* **Task description**:
For the string "JSON", find every matching line in the records and copy it.
Segment Start: The data
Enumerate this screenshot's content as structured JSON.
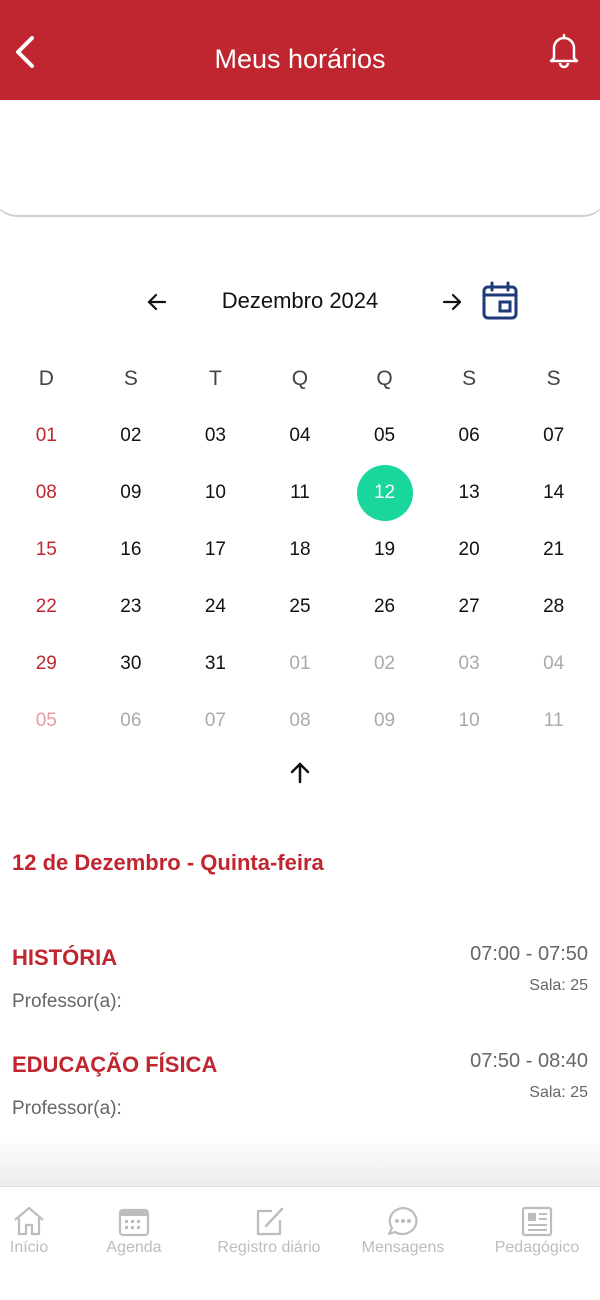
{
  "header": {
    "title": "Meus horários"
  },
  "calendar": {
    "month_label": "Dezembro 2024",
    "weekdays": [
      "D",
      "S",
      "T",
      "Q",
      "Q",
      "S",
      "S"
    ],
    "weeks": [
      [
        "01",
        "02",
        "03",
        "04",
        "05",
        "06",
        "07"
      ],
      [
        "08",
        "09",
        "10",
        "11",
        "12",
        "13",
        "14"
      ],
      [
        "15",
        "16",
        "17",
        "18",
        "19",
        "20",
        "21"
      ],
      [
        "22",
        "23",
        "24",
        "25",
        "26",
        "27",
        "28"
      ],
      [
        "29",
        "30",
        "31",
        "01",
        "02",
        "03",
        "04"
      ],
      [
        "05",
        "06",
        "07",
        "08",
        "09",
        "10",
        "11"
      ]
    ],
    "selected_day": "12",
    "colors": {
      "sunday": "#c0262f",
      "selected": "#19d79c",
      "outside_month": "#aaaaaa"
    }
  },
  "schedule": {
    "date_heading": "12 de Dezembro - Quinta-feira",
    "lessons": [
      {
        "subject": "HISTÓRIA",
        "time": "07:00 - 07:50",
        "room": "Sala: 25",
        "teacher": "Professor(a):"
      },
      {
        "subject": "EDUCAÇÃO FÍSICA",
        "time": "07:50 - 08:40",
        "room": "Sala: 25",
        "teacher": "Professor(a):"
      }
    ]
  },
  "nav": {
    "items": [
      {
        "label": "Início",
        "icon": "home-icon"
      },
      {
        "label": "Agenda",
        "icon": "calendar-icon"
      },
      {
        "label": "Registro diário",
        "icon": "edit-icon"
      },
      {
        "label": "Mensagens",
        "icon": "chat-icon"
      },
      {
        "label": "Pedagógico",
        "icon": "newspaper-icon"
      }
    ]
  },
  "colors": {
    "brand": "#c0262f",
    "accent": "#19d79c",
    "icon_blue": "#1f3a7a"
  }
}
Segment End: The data
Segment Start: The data
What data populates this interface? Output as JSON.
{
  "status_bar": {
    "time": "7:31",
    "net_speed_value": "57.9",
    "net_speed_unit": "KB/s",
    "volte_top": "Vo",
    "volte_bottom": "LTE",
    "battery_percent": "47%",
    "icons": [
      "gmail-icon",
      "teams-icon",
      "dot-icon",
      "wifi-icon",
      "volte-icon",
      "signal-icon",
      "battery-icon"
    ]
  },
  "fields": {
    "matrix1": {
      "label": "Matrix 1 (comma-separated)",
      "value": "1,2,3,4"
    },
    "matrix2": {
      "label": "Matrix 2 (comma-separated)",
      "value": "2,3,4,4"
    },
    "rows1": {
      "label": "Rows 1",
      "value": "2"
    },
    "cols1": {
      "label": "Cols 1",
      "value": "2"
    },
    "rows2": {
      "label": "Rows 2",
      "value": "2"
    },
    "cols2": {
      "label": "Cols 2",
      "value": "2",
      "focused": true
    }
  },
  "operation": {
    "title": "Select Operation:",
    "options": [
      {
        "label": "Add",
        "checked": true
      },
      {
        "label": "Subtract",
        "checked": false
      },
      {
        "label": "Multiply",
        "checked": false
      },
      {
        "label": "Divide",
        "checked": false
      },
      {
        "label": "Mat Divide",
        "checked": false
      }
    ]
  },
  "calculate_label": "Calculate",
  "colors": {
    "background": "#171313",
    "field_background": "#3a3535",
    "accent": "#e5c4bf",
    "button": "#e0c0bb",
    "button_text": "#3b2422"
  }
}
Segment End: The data
* **Response**:
Enumerate this screenshot's content as structured JSON.
What data populates this interface? Output as JSON.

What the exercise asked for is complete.